    Guilt, weakness, spiritual slavery, prejudice, arrogance, tribalism, conflict, war, victimhood, persecution, pain, suffering, futility, ignorance, lying, deceit, anger, theft, greed, pornography, sexual sin, darkness, fear, drunkenness, substance abuse, domestic abuse, workplace abuse, spiritual powers... In Paul's letter to the Ephesians, he says many things about the problems we face in this world. He also gives us wonderful reasons to find life, hope and healing in Jesus Christ. Along the way, he provides practical teachings about how to respond and live together.
  • What does Ephesians say about reconciliation?
    We humans are not very good at living up close with others. This is especially true when we have a history of conflict with those others. Reconciliation isn't easy. No matter how much you might want healing, it’s hardly ever a matter of just everybody getting on and pretending the hurts didn’t happen. In Paul's letter to the Ephesians, he says some very important, fundamental things about peace and reconciliation, and gives many other very practical teachings about how to live together in light of these truths.

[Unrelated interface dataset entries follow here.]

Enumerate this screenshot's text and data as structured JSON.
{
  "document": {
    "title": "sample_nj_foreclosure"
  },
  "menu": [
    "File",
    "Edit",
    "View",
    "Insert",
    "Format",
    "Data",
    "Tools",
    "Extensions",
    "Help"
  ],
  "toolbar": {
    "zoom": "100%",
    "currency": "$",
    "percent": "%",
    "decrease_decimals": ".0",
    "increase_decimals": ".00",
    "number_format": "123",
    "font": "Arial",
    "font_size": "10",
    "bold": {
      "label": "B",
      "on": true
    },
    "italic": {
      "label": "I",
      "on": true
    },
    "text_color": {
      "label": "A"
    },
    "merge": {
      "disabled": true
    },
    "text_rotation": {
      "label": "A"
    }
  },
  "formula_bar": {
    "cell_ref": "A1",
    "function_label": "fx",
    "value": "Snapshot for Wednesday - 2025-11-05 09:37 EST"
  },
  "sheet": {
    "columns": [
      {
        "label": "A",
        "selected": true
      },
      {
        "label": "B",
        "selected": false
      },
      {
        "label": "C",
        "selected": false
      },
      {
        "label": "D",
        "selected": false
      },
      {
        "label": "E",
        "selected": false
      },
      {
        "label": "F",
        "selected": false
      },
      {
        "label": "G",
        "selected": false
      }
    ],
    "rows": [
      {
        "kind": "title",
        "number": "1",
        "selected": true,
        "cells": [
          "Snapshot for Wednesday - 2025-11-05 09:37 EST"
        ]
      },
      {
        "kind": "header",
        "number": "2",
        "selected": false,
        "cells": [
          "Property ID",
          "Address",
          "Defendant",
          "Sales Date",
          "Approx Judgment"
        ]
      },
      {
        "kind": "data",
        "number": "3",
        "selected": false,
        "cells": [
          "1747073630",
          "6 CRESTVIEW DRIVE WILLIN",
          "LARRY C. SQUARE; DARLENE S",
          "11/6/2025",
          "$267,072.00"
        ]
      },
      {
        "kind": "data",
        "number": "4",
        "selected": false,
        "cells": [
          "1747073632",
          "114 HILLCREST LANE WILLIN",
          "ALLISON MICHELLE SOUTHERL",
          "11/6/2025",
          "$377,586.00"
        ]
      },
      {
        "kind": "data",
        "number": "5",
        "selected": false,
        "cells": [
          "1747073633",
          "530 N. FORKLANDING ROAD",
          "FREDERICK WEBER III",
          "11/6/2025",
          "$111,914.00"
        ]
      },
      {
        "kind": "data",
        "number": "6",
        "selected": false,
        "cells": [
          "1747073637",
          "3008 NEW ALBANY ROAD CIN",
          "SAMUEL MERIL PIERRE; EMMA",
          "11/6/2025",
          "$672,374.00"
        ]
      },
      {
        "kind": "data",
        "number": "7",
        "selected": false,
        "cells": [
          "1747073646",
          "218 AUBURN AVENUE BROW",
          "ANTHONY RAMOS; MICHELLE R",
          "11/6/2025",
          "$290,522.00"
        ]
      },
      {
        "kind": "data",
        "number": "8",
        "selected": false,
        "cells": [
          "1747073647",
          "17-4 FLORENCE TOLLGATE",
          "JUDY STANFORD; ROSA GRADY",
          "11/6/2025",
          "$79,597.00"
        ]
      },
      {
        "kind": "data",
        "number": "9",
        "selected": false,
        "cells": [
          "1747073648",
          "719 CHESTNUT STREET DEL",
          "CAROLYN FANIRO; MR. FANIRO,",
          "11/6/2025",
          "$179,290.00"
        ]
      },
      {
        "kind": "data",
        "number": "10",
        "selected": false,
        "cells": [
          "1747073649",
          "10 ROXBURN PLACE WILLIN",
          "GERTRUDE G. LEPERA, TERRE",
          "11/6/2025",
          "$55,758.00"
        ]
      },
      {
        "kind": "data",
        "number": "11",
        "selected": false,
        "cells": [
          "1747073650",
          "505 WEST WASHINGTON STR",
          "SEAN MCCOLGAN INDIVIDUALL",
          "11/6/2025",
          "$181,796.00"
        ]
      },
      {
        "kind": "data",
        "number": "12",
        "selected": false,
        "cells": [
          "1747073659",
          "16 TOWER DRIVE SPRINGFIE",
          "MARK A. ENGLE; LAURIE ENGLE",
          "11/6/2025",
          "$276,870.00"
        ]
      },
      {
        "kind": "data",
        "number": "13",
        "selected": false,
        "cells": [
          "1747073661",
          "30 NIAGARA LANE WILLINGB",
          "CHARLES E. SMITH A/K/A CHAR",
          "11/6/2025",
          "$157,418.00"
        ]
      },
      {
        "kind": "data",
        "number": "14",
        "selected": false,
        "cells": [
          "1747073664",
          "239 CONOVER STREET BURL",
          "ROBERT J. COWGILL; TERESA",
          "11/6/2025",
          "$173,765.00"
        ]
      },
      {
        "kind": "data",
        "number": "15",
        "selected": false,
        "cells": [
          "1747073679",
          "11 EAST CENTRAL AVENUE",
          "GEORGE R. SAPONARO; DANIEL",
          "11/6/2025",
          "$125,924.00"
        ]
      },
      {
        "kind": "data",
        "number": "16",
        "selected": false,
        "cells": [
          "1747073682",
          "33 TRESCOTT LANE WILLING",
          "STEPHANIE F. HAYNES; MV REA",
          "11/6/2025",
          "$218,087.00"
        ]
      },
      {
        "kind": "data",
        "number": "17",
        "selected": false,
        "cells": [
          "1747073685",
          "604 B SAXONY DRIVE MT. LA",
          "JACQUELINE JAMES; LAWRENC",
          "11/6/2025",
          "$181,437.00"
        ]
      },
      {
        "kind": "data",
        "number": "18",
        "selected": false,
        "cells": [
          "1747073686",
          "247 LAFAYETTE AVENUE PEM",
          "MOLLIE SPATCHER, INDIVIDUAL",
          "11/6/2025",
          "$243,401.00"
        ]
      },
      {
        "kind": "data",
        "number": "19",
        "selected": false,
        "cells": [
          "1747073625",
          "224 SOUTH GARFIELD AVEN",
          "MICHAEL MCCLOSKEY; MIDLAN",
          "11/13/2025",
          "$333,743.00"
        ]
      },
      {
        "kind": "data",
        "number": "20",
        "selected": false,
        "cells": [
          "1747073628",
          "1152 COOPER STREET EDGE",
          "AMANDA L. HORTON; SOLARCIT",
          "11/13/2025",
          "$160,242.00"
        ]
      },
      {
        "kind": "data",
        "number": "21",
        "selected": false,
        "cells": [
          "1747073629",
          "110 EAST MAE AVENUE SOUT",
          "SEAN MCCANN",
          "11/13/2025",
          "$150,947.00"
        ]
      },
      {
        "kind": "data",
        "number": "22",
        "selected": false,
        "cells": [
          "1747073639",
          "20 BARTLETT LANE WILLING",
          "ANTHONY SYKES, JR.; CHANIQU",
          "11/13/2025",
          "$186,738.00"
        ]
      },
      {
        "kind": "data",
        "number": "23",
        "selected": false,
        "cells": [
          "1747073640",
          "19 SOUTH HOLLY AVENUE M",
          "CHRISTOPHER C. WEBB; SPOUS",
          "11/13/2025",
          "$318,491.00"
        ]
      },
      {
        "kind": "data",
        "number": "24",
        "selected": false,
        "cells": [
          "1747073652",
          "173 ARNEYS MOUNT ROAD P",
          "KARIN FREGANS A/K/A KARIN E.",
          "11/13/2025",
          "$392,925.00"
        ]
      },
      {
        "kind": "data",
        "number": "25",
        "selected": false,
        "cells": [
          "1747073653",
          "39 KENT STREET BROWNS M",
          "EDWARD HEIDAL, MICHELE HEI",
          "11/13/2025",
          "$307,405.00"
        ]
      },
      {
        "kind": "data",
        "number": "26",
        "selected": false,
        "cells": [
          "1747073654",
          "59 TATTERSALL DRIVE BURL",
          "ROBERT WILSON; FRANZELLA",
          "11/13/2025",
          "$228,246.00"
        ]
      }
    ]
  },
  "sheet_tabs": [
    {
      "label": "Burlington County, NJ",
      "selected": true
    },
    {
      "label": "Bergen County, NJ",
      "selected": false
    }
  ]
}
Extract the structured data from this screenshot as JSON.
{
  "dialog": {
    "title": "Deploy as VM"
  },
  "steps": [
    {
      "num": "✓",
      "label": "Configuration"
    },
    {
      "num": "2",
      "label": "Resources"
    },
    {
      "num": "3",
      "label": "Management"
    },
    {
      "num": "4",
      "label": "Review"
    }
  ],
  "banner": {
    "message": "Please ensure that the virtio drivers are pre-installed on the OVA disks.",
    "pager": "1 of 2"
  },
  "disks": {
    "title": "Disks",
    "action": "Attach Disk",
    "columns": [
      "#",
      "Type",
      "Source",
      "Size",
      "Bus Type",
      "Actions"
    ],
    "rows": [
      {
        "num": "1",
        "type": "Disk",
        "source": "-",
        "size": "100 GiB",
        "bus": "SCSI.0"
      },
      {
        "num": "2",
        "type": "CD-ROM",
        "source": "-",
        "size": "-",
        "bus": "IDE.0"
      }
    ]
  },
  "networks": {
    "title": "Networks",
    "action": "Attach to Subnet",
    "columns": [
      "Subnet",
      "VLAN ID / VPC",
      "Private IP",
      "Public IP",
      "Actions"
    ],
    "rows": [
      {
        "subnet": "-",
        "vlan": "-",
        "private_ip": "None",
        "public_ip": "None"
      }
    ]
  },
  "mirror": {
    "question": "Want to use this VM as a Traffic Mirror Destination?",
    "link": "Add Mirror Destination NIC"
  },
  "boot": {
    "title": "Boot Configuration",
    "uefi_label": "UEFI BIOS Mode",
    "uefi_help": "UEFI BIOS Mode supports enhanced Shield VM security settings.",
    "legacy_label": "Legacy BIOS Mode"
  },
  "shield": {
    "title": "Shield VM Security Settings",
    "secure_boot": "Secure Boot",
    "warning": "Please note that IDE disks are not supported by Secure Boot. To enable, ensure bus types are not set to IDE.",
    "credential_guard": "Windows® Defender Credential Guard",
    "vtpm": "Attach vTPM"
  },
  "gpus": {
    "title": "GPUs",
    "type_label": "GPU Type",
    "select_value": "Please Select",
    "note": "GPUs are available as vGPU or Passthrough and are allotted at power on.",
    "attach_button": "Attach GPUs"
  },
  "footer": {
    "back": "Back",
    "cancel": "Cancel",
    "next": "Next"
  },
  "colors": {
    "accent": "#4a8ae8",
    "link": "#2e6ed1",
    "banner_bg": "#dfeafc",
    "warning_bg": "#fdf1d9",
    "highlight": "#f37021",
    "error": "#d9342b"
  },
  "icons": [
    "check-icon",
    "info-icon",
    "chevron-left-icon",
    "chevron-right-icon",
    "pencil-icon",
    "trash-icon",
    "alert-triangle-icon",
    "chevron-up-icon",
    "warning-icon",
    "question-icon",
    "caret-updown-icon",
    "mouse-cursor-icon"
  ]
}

  • Lift Your Eyes: Reflections on EphesiansLift Your Eyes – How it works
    Lift Your Eyes: Reflections on Ephesians. Here's a video where I explain how the free online resource works.
  • Review: The Rise and Triumph of the Modern Self by Carl Trueman
    I need to understand the people around me, so I can live for the gospel among them and speak the gospel to them. To do that, I need to understand the people around me. That's where Carl Trueman's book is so incredibly valuable.
  • What does Ephesians say about church?
    There are so many ideas about what the church is should be. How do we navigate them all? Here are ten key reflections from Ephesians.
  • Reading Ephesians & Colossians After Supersessionism (Cover image)Supersessionism and the New Perspective
    Here are my views on the issue of the New Perspective and Supersessionism, in light of a debate in the Harvard Theological Review.
  • The powerful Christian life: according to Ephesians
    What do we do when we feel weak in the face of powerful people? Here are seven key reflections on power from Ephesians.
  • Liturgy Song – Moore College Revue 2020
    Here's a tribute to our online chapel experience in mid-2020 at Moore College, in the full spirit of parody. I wrote it for our Moore College Revue, and had much fun performing it with Jordan Smith and Monique New.
  • My grandfather’s part in a WWII mission over Modane
    A journey of discovery of some of my family history. My maternal grandfather, Allan Fisher DFC, flew a mission over a rail yard in Modane.
  • Youth praying, Finchale PrioryWhat can we learn about prayer from Ephesians?
    Prayer: What are you doing when you pray? Who are you praying to? Why does it matter? Here are three reflections on prayer from my series on Paul's letter to the Ephesians. #liftyoureyes

On this site

All content copyright Lionel Windsor